Sometimes though, his movies just go through his familiar motions to no avail. For much of “Wonder Wheel’s” running time, this feels like Woody Allen-light. Kate Winslet plays Ginny. She’s an inspiring actress whose career went nowhere. (get it?) She’s married to Humpty (Belushi) and her married life in unsatisfying (get it?) Ginny’s first marriage failed because she cheated on her spouse, (get it?) and her son from her first marriage lives with Humpty and his daughter from his first marriage, Carolina (Temple). One day, walking on the beach, Ginny meets Mickey Rubin (Timberlake) a lifeguard. Both of them become attracted to each other, despite Ginny being much older than Mickey and already married. No matter, Mickey really likes her and an affair ensues. True Woody Allen fans probably aren’t surprised by any of this, they probably won’t be surprised the moment Mickey coincidentally meets Carolina, he falls for her too!
For much of the running time, “Wonder Wheel” plays like a typical, yet uninspired Allen film. He seems go in circles as Ginny realizes Carolina likes Mickey, and the all-too-familiar family arguments Allen usually writes come into play. I will admit there were moments that made me laugh out-loud. The film is set in 1950’s New York City and that provides for some catchy music, unique costumes and a fun style. The cinematography by Vittorio Storaro creates a bright, dreamy 1950’s Coney Island, which fits the mood perfectly. What also makes this stretch of the film bearable is just how well Allen’s actors are. This is some of the best character work by Winslet that I’ve seen in a while and that’s saying something since she’s always strong. Justin Timberlake is really funny here, and his narration of events fits the style of the film well. Jim Belushi provides some good laughs and I generally liked his work here. Juno Temple has played characters like this before, but that doesn’t mean that she’s bad at it.
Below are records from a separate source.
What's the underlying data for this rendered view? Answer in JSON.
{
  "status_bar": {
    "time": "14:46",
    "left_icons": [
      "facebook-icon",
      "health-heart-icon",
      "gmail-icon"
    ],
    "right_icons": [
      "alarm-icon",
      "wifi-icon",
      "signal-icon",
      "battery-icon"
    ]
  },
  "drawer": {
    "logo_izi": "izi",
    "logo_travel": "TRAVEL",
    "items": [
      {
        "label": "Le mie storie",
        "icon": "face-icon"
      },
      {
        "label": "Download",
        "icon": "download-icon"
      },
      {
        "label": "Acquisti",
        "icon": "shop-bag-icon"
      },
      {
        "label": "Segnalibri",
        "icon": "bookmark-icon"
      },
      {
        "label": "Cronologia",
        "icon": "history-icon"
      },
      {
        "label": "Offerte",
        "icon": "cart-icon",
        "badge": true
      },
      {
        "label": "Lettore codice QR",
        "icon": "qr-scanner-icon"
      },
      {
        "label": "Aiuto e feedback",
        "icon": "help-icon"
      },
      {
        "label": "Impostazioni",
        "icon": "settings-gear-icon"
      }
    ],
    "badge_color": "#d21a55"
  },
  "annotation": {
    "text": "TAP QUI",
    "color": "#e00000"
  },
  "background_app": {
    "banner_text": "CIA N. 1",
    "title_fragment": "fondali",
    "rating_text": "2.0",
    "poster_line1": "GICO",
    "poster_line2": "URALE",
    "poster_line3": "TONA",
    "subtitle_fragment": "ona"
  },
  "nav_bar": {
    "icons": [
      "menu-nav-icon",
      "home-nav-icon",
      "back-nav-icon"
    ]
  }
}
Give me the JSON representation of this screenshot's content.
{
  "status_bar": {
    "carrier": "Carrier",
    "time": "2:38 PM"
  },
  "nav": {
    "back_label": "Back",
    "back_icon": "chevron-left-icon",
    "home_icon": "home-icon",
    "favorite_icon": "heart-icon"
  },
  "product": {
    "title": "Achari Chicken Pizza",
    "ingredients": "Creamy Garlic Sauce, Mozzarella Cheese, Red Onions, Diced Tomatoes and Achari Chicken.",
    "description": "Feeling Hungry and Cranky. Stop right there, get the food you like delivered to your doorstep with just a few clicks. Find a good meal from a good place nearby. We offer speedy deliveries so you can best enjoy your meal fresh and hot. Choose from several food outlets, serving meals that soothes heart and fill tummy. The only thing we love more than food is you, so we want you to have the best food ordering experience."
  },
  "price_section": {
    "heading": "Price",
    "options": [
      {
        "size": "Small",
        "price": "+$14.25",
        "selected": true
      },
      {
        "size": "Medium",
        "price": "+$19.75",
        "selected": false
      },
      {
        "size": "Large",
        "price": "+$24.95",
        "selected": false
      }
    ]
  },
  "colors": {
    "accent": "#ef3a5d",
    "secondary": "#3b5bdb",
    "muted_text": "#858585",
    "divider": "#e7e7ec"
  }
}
Near the end of the film, the movie takes a dark turn. Some may think the film picks up with an ending nobody saw coming. If you’re a seasoned Allen fan, this ending won’t surprise you. Those who saw and enjoyed “Crimes and Misdemeanors,” “Match Point” and “Cassandra’s Dream” probably won’t be phased. Allen's movies have taken a dark turn before, his characters have sold their souls to The Devil before. For me, “Wonder Wheel” feels like Woody Allen on auto-pilot, even with the dramatic shift in tone right at the end. I think the actors sell it well enough, so I didn’t hate the ending, nor did I hate the experience. I just think Allen is better than this. Even when making one new movie a year, he’s still capable of standing in one spot, stuck in park when he’s ready to accelerate. “Wonder Wheel” is one of those movies.
In recent years, Woody Allen has gone up and down with the quality of his films. Last year’s “Café Society” wasn’t a film I reviewed for the site last year, but I did enjoy it once I caught up with it and I liked it much better than “Irrational Man” and “Magic In The Moonlight” the two years prior. I loved “Blue Jasmine,” which I thought made up for “To Rome With Love” before it. Still, my favorite Woody Allen film of the 2010’s so far is easily “Midnight In Paris” and I think perhaps Allen should make another high-concept comedy set in Europe. For now, “Wonder Wheel” maybe minor key Allen, but he somehow made most of it work. He’ll bump back up again, maybe next year, maybe the year after.
FINAL GRADE: B